Which brings us back to Tony Kushner's response to Noah's accusations that he failed to credit Final Freedom adequately. Here's Kushner:
Tony Kushner acknowledged, in a phone conversation earlier today, a debt to Michael Vorenberg's Final Freedom, which I previously identified as the likely principal source for Kushner's Oscar-nominated Lincoln script. Vorenberg's book, Kushner told me, contains "a very detailed and as far as I know the only finely detailed account of the congressional battle" to pass the 13th amendment, including Secretary of State William Seward's role in hiring some colorful characters to grease the skids. "It's the definitive account of that," Kushner said. "I admire [Vorenberg] enormously as an historian... His book is fantastic."Needless to say at this point: I agree!
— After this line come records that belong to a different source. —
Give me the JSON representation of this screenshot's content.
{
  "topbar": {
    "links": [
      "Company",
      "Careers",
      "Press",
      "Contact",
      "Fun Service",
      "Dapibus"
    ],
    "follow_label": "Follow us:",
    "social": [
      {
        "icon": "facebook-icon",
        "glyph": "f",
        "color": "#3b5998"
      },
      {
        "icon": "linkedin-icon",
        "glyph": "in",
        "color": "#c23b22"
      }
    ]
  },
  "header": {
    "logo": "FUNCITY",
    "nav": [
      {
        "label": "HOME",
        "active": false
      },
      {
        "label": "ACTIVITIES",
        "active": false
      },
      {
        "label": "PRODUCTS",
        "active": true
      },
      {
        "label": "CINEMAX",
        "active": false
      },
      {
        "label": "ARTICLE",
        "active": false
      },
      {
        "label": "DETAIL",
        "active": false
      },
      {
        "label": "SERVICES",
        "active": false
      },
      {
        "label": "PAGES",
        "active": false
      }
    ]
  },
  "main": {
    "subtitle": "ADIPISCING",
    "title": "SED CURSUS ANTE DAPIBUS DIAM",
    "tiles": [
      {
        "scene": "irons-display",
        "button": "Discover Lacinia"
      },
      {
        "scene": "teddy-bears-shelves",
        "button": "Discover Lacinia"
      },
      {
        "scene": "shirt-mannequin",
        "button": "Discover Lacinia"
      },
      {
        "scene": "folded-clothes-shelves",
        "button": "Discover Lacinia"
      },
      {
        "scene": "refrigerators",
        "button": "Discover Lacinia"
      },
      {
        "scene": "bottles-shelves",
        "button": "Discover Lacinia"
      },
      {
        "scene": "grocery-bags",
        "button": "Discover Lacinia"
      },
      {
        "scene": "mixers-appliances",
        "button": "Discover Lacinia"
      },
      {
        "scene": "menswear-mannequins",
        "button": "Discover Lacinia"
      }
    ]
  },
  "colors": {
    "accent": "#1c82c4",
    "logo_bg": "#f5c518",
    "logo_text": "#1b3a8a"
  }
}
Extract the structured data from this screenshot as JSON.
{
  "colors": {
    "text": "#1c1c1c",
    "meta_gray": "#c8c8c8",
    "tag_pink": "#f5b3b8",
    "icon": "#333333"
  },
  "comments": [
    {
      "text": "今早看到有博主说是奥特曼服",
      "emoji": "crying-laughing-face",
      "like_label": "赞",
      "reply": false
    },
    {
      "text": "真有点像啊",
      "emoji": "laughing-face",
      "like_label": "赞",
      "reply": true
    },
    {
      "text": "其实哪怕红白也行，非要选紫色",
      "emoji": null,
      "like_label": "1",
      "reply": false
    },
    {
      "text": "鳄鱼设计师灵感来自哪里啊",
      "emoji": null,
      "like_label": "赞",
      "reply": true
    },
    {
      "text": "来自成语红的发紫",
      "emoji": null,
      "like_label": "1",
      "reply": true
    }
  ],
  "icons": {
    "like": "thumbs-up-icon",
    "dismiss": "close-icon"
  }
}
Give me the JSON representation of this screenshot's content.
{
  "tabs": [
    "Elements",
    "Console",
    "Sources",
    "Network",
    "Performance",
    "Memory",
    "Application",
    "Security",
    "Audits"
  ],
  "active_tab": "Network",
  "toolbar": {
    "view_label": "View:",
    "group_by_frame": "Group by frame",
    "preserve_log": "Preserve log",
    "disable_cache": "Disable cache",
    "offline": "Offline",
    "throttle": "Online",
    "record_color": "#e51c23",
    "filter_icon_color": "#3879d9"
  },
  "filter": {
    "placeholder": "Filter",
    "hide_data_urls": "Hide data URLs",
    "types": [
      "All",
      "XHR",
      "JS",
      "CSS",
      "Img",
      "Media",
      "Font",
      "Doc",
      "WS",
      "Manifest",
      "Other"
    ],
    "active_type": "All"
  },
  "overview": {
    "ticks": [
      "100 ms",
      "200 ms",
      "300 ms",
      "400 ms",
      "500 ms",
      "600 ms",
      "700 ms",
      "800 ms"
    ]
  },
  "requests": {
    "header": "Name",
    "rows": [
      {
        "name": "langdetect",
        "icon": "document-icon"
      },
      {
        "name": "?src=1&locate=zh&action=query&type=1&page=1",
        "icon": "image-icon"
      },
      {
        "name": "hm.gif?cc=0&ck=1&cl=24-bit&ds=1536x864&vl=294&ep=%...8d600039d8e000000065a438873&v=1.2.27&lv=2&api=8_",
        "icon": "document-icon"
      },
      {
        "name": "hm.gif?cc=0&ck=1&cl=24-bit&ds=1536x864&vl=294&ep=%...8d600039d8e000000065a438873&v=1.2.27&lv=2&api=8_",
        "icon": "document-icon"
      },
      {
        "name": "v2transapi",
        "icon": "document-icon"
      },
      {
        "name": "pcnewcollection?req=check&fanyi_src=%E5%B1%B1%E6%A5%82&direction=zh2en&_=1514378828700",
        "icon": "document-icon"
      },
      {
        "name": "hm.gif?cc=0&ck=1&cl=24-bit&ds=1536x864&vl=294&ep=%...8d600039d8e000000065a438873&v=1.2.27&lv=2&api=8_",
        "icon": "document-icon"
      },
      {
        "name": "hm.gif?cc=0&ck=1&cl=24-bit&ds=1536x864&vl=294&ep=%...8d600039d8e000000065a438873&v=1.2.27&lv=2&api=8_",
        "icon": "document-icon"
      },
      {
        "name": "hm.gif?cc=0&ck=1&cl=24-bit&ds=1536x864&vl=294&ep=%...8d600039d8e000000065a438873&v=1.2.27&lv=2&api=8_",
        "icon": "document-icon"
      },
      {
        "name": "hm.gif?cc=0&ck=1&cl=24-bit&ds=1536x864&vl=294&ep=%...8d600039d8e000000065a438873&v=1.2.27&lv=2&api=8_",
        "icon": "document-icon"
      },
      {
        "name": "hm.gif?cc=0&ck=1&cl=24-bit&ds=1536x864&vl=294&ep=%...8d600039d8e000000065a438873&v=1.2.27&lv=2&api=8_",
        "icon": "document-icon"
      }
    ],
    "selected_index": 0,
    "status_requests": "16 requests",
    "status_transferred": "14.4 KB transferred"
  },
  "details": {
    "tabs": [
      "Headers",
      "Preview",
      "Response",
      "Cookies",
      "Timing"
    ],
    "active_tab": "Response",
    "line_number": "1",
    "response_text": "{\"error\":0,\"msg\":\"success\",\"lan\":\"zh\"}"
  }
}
This is completely credible to me. Kushner's Lincoln is Goodwin's Lincoln -- and the movie, while it does a good job showing the limitations of presidential power and how Lincoln navigated them, is more Lincoln-centric, more of a great-man narrative (and yes, Lincoln was a great man!) than Vorenberg's more polyphonic and nuanced telling.
But Kushner disputed my speculation that Final Freedom was the principal source (if any there be) for Lincoln. Of Final Freedom's importance to writing his script, Kushner would say only that he has "a short list of 20 or 30 books that were significant to me, and Michael Vorenberg's book is certainly one of them." (He read many more books, of course, in the course of his research.)
"I would never take someone's work, make a play or movie about it, and just hope that nobody noticed," Kushner told me...
The principal source for the Lincoln screenplay, Kushner insisted to me, was Doris Kearns Goodwin’s Team of Rivals. "No book that I read was as significant" in influencing his script. "Doris's book is a magnificent account of Lincoln as a master politician," Kushner said. "That is the Lincoln that I really wanted to write about." Team of Rivals is, Kushner said, "the book to which I am most indebted," and it was where he first encountered the story of the 13th amendment's passage, though "not in any great detail."
By the way, Vorenberg agrees, too. Noah relays his response:
I’m not sure it’s such a stretch to say that the film was adapted from Doris Kearns Goodwin’s Team of Rivals. Certainly there is much of Goodwin’s book that made it into the film—not simply certain facts from history but the texture of the period and the character of Lincoln and others, especially cabinet members. I do want to make clear that, in my opinion, if Kusher’s screenplay is “adapted,” it wasn’t adapted from my book. I don’t deserve that credit. Bits of my book may have ended up in the screenplay, but so did bits of many other books. I think that Kushner’s screenplay, aside from being a great piece of writing, is a nice synthesis of much historical work, and he deserves credit for getting a very good handle on the vast Lincoln literature. I’m sure that much of that credit also goes to the historical advisors you mention, all of whom I admire and regard as top-notch: Harold Holzer, James M. McPherson, and of course Doris Kearns Goodwin.But Noah won't take 'no' for an answer. He finds Kushner disingenuous and Vorenberg a little craven. I think he's suffering from discoverer's pride.